And because we have a more reliable cultural script for having children and because we do expect people to have mixed feelings. I mean, there's a whole aspect there about like regretting having children and the cultural kind of shame around that that I won’t even get into. But in general, we do— we don't necessarily expect people to be completely and utterly happy.

But for some reason with non-monogamy because there is no cultural script I think people have this expectation that they're going to be completely and utterly happy. And at any time that they're sad, this is some sort of secret sign of jealousy and “Oh my god” and “I can't do this”. But you're gonna have mixed feelings about it and that's okay. But you can try some low touch things and see how that goes.

And try not to think of this as you're necessarily being forced. It's like okay, “My partner has done the right thing, which is be honest with me about , what they want to do with their life. We may be incompatible”. But that could happen at any point for any reason. That could happen because, you know, like I said, job offer in a new country. Your partner wants to move to a different country. You don't.

Anything could happen and tonnes of things could happen that could cause this kind of crossroads situation. So try not to characterise it as like it's a forced thing. But it's definitely a situation where, you got to decide if you're going to try it or not. So, yeah, to sum up, I think that you need to explore a little bit of the physicalities of what a non-monogamous relationship would look like between the two of you, what that means in terms of time spent apart. I think you should explore a little bit about why she's not looking for romance and what she plans on doing if she— what you plan on doing as well.

If you find yourself having feelings for somebody, I would also really think about like the light touch approaches that I've said. MGS. I would think about hiring a sex worker if that's possible for you, or going somewhere where you can do that. I would think about going to a swinging club going to even just going there first time just to like have a look around getting to know people.

You don't necessarily have to just go full in and jump full into the edge. There's lots of stuff that you can do to see how you feel about it and see if you have any interest in it. I don't think you should expect yourself to be completely happy all the time. Expect yourself to be nervous. Expect yourself to have all sorts of feelings. And I don't think that those feelings need to be a command.

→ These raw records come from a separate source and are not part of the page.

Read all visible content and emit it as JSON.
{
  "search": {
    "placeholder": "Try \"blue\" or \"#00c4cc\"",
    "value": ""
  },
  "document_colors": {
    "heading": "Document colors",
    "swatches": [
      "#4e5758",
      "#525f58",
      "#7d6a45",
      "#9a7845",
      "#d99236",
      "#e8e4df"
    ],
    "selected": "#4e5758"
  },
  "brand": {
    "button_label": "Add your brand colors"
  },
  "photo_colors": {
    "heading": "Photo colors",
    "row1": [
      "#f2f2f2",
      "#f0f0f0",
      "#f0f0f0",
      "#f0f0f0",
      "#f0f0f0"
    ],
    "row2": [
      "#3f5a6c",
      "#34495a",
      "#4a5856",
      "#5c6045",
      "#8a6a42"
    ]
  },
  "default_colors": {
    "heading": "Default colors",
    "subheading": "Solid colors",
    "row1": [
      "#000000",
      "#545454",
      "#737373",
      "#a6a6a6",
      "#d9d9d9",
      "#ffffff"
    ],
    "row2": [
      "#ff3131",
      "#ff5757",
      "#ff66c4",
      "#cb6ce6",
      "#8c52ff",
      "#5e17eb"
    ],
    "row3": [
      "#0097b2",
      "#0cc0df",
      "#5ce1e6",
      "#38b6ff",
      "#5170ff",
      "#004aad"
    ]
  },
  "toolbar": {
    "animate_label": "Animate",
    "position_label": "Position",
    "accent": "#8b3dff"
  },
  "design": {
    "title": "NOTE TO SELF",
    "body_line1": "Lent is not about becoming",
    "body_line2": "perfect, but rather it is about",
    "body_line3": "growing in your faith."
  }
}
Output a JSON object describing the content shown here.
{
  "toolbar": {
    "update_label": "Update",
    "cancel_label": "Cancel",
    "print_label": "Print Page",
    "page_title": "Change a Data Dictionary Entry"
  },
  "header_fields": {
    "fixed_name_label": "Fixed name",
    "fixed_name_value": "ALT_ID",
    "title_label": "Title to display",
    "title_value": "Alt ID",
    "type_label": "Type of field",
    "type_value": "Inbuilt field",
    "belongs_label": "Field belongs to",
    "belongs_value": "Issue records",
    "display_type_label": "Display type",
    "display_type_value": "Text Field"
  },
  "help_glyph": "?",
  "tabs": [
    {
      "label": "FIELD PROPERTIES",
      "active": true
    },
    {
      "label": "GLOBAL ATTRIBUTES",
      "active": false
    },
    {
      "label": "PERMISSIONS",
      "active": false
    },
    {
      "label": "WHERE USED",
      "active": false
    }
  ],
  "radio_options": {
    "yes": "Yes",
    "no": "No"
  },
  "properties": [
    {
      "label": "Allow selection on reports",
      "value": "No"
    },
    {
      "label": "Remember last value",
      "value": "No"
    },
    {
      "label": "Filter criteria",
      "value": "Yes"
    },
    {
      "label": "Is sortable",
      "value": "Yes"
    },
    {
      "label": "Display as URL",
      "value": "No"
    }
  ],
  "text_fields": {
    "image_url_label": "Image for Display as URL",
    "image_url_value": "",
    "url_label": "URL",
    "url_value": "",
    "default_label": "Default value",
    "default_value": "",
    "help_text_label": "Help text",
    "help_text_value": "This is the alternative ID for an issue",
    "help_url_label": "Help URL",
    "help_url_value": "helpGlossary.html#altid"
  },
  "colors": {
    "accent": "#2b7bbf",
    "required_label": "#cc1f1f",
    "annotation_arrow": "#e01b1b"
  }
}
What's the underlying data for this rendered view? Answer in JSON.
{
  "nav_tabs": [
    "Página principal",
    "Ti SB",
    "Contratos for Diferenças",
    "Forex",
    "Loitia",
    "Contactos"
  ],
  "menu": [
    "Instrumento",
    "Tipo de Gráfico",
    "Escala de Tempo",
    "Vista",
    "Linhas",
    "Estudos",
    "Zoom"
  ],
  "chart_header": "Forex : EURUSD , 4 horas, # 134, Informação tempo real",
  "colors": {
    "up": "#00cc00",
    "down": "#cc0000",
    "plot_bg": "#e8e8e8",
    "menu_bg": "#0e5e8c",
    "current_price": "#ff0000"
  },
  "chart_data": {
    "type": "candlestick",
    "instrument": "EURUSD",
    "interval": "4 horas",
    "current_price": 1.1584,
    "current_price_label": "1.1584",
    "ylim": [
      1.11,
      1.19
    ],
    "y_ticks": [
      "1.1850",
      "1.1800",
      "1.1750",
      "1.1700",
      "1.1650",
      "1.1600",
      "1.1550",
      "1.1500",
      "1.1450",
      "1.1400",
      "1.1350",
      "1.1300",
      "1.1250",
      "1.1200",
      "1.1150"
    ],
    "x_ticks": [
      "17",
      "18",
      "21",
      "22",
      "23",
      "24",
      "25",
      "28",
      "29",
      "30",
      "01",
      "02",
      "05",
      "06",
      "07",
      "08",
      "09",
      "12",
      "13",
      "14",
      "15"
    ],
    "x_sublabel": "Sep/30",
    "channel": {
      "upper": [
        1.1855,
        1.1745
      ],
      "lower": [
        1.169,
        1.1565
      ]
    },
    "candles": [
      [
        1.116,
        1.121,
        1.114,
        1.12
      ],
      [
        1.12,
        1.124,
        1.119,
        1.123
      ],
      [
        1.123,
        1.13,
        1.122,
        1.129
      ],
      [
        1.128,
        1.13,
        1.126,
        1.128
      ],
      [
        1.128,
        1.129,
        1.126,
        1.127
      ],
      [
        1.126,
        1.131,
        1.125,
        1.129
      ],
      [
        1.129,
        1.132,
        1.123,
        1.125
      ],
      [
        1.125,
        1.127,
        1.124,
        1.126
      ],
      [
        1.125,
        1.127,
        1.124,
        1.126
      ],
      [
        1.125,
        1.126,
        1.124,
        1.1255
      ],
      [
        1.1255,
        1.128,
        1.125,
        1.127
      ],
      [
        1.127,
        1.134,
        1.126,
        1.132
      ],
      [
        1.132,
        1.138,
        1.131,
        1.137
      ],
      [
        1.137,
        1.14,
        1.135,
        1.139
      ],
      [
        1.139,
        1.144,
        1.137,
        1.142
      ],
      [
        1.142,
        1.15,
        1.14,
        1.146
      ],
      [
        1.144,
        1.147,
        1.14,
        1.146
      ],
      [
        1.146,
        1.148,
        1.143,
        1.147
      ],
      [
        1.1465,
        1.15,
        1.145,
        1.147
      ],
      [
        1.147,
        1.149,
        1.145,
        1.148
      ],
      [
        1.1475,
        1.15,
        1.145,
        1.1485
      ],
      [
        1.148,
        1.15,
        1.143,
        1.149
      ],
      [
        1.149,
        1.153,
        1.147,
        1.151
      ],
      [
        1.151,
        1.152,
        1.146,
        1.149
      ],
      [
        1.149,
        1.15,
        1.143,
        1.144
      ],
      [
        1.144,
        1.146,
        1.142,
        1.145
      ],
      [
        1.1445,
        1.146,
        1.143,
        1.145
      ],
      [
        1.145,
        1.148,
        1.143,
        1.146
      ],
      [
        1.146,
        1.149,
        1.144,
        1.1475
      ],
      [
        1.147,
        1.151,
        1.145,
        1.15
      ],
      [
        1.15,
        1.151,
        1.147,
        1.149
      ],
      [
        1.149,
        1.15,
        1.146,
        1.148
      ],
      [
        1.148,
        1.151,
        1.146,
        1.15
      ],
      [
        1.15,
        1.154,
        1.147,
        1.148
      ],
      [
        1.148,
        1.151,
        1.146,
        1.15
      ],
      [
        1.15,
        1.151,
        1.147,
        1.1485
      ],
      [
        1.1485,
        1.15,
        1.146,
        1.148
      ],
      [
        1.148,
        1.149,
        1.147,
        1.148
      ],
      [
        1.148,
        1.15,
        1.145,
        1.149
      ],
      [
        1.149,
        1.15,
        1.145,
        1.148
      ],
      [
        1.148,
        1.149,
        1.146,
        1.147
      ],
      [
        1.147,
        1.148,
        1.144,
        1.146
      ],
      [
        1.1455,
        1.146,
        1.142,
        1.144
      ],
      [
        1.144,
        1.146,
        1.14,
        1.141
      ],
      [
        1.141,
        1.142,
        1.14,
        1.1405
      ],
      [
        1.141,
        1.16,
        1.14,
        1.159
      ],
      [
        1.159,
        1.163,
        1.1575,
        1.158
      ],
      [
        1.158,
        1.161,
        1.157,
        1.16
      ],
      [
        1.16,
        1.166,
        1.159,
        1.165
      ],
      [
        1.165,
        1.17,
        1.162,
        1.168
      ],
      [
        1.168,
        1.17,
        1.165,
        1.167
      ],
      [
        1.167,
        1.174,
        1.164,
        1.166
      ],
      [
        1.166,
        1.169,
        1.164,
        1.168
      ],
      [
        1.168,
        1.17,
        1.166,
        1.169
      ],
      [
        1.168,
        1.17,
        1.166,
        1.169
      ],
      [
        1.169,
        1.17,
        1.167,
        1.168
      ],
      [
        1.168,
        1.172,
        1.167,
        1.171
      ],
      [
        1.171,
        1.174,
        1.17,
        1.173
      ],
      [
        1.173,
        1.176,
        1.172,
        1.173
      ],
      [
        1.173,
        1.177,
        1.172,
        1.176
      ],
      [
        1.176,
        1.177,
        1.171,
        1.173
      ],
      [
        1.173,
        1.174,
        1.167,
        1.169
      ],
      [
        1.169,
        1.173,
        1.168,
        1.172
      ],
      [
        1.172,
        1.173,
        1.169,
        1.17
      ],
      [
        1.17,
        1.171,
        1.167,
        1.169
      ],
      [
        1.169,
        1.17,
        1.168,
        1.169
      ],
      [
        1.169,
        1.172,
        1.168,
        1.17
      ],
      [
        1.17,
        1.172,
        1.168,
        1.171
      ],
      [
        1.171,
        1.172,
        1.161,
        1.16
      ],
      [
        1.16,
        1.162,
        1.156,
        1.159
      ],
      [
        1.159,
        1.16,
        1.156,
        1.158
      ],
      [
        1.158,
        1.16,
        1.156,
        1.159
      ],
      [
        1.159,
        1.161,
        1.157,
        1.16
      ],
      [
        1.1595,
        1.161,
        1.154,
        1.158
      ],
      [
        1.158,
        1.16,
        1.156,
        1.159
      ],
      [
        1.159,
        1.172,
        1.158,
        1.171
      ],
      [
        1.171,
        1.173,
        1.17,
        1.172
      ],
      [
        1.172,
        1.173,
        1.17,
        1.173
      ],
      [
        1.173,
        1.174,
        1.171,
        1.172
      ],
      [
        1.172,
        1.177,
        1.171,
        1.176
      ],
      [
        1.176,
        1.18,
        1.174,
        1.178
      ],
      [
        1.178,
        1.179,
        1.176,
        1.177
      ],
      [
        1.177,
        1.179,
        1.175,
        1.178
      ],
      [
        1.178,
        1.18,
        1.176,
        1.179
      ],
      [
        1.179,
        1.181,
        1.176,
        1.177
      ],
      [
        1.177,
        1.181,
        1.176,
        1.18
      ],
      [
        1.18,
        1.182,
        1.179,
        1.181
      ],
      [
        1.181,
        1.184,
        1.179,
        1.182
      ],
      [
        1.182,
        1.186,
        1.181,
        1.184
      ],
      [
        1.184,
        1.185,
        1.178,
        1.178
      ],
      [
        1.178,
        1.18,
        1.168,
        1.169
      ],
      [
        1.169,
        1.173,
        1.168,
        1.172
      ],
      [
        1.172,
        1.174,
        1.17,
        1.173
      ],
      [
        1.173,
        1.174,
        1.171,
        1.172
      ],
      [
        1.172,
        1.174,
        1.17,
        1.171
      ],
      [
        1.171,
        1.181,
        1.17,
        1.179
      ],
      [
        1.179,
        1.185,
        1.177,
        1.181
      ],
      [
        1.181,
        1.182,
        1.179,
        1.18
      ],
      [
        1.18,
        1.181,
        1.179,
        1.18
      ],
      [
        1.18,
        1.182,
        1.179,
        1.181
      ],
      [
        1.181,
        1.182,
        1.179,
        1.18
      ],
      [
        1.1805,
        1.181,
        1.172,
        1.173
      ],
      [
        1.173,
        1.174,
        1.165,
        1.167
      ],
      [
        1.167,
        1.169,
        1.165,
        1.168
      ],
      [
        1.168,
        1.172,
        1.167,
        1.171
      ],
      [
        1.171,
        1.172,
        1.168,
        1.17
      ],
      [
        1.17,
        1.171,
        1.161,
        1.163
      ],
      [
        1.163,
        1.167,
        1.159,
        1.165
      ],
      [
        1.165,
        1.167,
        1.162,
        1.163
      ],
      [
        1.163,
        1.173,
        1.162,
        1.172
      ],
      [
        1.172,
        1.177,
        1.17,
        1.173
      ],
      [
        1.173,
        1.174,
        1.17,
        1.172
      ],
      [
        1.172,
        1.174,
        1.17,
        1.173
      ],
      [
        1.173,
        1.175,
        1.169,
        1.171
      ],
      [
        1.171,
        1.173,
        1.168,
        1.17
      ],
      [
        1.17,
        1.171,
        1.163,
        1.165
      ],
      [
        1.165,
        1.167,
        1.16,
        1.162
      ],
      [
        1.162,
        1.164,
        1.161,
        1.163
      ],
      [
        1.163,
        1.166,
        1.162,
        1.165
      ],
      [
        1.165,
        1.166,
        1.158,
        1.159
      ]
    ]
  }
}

I think you guys need to rethink this whole concept of you're restricting her freedom. I don't think that that's helpful. I think that's a little shame-y and isn't going to benefit you in the long run. I don't think you should see yourself as an anxiously attached person and I have already gone into why. And then yeah, it's just… I don't think you're going to necessarily be able to prevent having negative feelings.

I think that you need to understand that you very likely grew up in a monogamous centric culture. You have a monogamous centric cultural script in your head, and it's going to be scary to step outside of that and that's okay. And it doesn't mean that you're secretly monogamous or anything like that. It doesn't mean you're trying to control her or that you're trying to restrict anybody are trying to do anything. Sometimes feelings are just feelings. So yeah, I hope that helps. And good luck.

Subscribe to Non-Monogamy Help

Don’t miss out on the latest issues. Sign up now to get access to the library of members-only issues.